Honor Capital has a vision to someday expand beyond grocery store offerings, perhaps to a concept of pairing a food market with affordable apartments or health-care facilities as a catalyst to revitalize lower socioeconomic communities.
In the near future, the Tulsa-based business is targeting north Tulsa for a community grocery store to open most likely in the first quarter of 2019. With nine Save-A-Lots in six states, the north Tulsa grocery store will be the first under Honor Capital’s own unique banner — a name yet to be determined.
And no matter what Honor Capital’s future may entail, its owners tab Tulsa as an excellent locale from which to cultivate a small business.
Tulsa is a market that aligns with Honor Capital’s mission to solve food deserts on a national scale. The company has experienced business and revitalization success in west Tulsa with a Save-A-Lot (its second store) in the Crystal City Shopping Center, 4229 Southwest Blvd.
Jamie Allen, senior vice president of finance, praised the support of the Tulsa Economic Development Corporation, which made the startup loan to plant Honor Capital’s first grocery store in west Tulsa. A traditional bank won’t make such a risky loan to help a grocer settle into a food desert, he said.
Honor Capital is scouting other potential sites in Tulsa — not just north Tulsa — in which to combat food deserts.
“If you’re creative, (with) TEDC and the city of Tulsa, it’s a fantastic place to be an entrepreneur,” Jamie Allen said, also referencing the resources available from 36 Degrees North, a small business incubator.
He cited the city’s low cost of living as a key factor. The price of electricity here also is “extremely business friendly,” he said, whereas in South Carolina power costs have hampered their ability to grow.
He explained that their operational model leaves a “razor thin” profit margin because establishing success in a food desert is “extremely hard to do,” otherwise 25 million Americans wouldn’t live in one.
Kathy Duck, executive director of small business for the Tulsa Regional Chamber, added that Tulsa is an attractive location because of its short commutes.
Duck emphasized there is a growing number of support resources that are helpful for startups. In addition to TEDC and 36 Degrees North, Duck cited the Tulsa SCORE Chapter and Oklahoma Small Business Development Centers, which provide free expert mentoring and consulting services.
“Tulsa’s received accolades for the support we give our entrepreneurs,” Duck said.
The energy bust beginning in the back half of 2014 created a static small business climate in Tulsa because small businesses are the first to feel the effects of an economic downswing, Duck said.

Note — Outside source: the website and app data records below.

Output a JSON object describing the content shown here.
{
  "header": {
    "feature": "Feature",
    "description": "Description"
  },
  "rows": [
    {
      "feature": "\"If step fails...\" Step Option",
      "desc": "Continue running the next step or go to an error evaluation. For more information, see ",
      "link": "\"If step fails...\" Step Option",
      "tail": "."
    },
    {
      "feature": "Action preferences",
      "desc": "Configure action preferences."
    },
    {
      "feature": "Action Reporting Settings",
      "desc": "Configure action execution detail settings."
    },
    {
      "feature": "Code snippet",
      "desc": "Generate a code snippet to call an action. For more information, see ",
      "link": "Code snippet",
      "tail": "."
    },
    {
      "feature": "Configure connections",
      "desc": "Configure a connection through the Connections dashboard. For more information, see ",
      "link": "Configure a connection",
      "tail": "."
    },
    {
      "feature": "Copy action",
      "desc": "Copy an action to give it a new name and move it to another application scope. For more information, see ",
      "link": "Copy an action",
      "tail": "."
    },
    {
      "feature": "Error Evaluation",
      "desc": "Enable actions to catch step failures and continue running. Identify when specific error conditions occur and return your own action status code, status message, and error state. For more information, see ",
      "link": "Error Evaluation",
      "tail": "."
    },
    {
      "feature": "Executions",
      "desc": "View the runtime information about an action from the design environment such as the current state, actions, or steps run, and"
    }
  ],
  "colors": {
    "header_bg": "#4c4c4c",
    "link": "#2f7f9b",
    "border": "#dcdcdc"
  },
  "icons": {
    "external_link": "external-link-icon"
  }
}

However, now Tulsa’s small business community is thriving, she said.
“The feeling is very positive, and innovative is the word I’d really use,” Duck said.
Jamie Allen is feeling that good vibe.
He said Tulsans are “very supportive” of veteran-owned businesses like Honor Capital, which was founded by several military veterans.
“If you don’t have the community buy in and participate, it’s really hard to do business in our field,” he said.
The north Tulsa grocery store will be Honor Capital’s first new building, with the other stores occupying vacant spaces that were renovated. Their hope is a location at the Shoppes on Peoria but are set on somewhere in north Tulsa if that spot doesn’t materialize.
Honor Capital independently owns its Save-A-Lot stores, which is the wholesaler.
That won’t be the case in north Tulsa.
Along with its own unique brand, that store will provide more options than the Save-A-Lot location.
“We intend to make that store a full shopping experience,” Jamie Allen said.
Jamie Allen said the 15-year loan Honor Capital received through TEDC was repaid to the city within eight months because they were able to refinance.
The loan was a part of the Community Development Block Grant program, for which the city of Tulsa receives federal allocations that are administered through TEDC. The business is applying for a similar loan to seed the north Tulsa grocery store.Jim Allen, Honor Capital’s president and the father of Jamie Allen, noted that the community and city councilors have made an investment beyond the block grant.
As examples, he pointed to the Route 66 sign that overhangs Southwest Boulevard outside the Crystal City strip mall and the Route 66 PatriotFest just down the road at the Historic Route 66 Village.
He said that in early 2015 there wasn’t much economic activity in that strip mall. Now there are several businesses listed on signage along the road, drawn by Save-A-Lot’s anchor tenancy.
“I kind of get a smile on my face every time I drive up and down (Route 66) now.” Jim Allen said. “It’s the little tiny revitalization steps like that that begin to improve a neighborhood.”